Start of Information shown

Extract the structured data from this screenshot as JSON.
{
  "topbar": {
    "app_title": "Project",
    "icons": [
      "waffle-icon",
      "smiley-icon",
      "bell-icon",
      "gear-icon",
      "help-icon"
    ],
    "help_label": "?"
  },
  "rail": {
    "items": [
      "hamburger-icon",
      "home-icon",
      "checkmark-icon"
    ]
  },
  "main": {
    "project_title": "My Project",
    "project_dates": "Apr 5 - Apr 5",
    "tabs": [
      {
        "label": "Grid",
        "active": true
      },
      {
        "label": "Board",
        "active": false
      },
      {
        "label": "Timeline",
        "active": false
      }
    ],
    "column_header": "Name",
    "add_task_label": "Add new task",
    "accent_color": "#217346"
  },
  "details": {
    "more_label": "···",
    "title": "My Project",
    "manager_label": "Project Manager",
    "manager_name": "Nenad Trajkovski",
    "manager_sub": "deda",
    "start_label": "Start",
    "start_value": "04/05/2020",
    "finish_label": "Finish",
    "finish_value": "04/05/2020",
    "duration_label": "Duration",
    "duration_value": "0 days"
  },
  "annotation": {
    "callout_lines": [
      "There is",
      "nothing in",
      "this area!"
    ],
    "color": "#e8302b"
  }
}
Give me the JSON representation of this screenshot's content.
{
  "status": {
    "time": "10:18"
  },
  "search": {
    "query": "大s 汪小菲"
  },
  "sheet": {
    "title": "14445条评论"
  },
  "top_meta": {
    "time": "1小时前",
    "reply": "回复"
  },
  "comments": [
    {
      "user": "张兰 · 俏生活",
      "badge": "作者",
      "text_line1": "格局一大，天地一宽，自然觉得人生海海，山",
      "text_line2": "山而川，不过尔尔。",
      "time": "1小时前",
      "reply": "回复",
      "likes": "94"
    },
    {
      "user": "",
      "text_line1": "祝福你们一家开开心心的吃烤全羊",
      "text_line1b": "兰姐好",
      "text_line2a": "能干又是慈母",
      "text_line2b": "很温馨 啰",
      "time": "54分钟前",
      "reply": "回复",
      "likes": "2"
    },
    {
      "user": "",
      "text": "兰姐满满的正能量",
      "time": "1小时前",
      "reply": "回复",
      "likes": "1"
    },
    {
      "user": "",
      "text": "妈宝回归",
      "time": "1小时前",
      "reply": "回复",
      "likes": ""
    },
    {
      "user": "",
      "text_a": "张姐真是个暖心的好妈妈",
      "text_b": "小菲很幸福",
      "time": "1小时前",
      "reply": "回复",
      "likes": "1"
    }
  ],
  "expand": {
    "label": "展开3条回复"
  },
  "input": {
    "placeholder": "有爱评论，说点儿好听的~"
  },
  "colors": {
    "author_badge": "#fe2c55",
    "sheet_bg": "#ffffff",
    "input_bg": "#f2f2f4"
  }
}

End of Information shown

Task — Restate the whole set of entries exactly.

Exercise output —
Extract the structured data from this screenshot as JSON.
{
  "topbar": {
    "app_title": "Project",
    "icons": [
      "waffle-icon",
      "smiley-icon",
      "bell-icon",
      "gear-icon",
      "help-icon"
    ],
    "help_label": "?"
  },
  "rail": {
    "items": [
      "hamburger-icon",
      "home-icon",
      "checkmark-icon"
    ]
  },
  "main": {
    "project_title": "My Project",
    "project_dates": "Apr 5 - Apr 5",
    "tabs": [
      {
        "label": "Grid",
        "active": true
      },
      {
        "label": "Board",
        "active": false
      },
      {
        "label": "Timeline",
        "active": false
      }
    ],
    "column_header": "Name",
    "add_task_label": "Add new task",
    "accent_color": "#217346"
  },
  "details": {
    "more_label": "···",
    "title": "My Project",
    "manager_label": "Project Manager",
    "manager_name": "Nenad Trajkovski",
    "manager_sub": "deda",
    "start_label": "Start",
    "start_value": "04/05/2020",
    "finish_label": "Finish",
    "finish_value": "04/05/2020",
    "duration_label": "Duration",
    "duration_value": "0 days"
  },
  "annotation": {
    "callout_lines": [
      "There is",
      "nothing in",
      "this area!"
    ],
    "color": "#e8302b"
  }
}
Give me the JSON representation of this screenshot's content.
{
  "status": {
    "time": "10:18"
  },
  "search": {
    "query": "大s 汪小菲"
  },
  "sheet": {
    "title": "14445条评论"
  },
  "top_meta": {
    "time": "1小时前",
    "reply": "回复"
  },
  "comments": [
    {
      "user": "张兰 · 俏生活",
      "badge": "作者",
      "text_line1": "格局一大，天地一宽，自然觉得人生海海，山",
      "text_line2": "山而川，不过尔尔。",
      "time": "1小时前",
      "reply": "回复",
      "likes": "94"
    },
    {
      "user": "",
      "text_line1": "祝福你们一家开开心心的吃烤全羊",
      "text_line1b": "兰姐好",
      "text_line2a": "能干又是慈母",
      "text_line2b": "很温馨 啰",
      "time": "54分钟前",
      "reply": "回复",
      "likes": "2"
    },
    {
      "user": "",
      "text": "兰姐满满的正能量",
      "time": "1小时前",
      "reply": "回复",
      "likes": "1"
    },
    {
      "user": "",
      "text": "妈宝回归",
      "time": "1小时前",
      "reply": "回复",
      "likes": ""
    },
    {
      "user": "",
      "text_a": "张姐真是个暖心的好妈妈",
      "text_b": "小菲很幸福",
      "time": "1小时前",
      "reply": "回复",
      "likes": "1"
    }
  ],
  "expand": {
    "label": "展开3条回复"
  },
  "input": {
    "placeholder": "有爱评论，说点儿好听的~"
  },
  "colors": {
    "author_badge": "#fe2c55",
    "sheet_bg": "#ffffff",
    "input_bg": "#f2f2f4"
  }
}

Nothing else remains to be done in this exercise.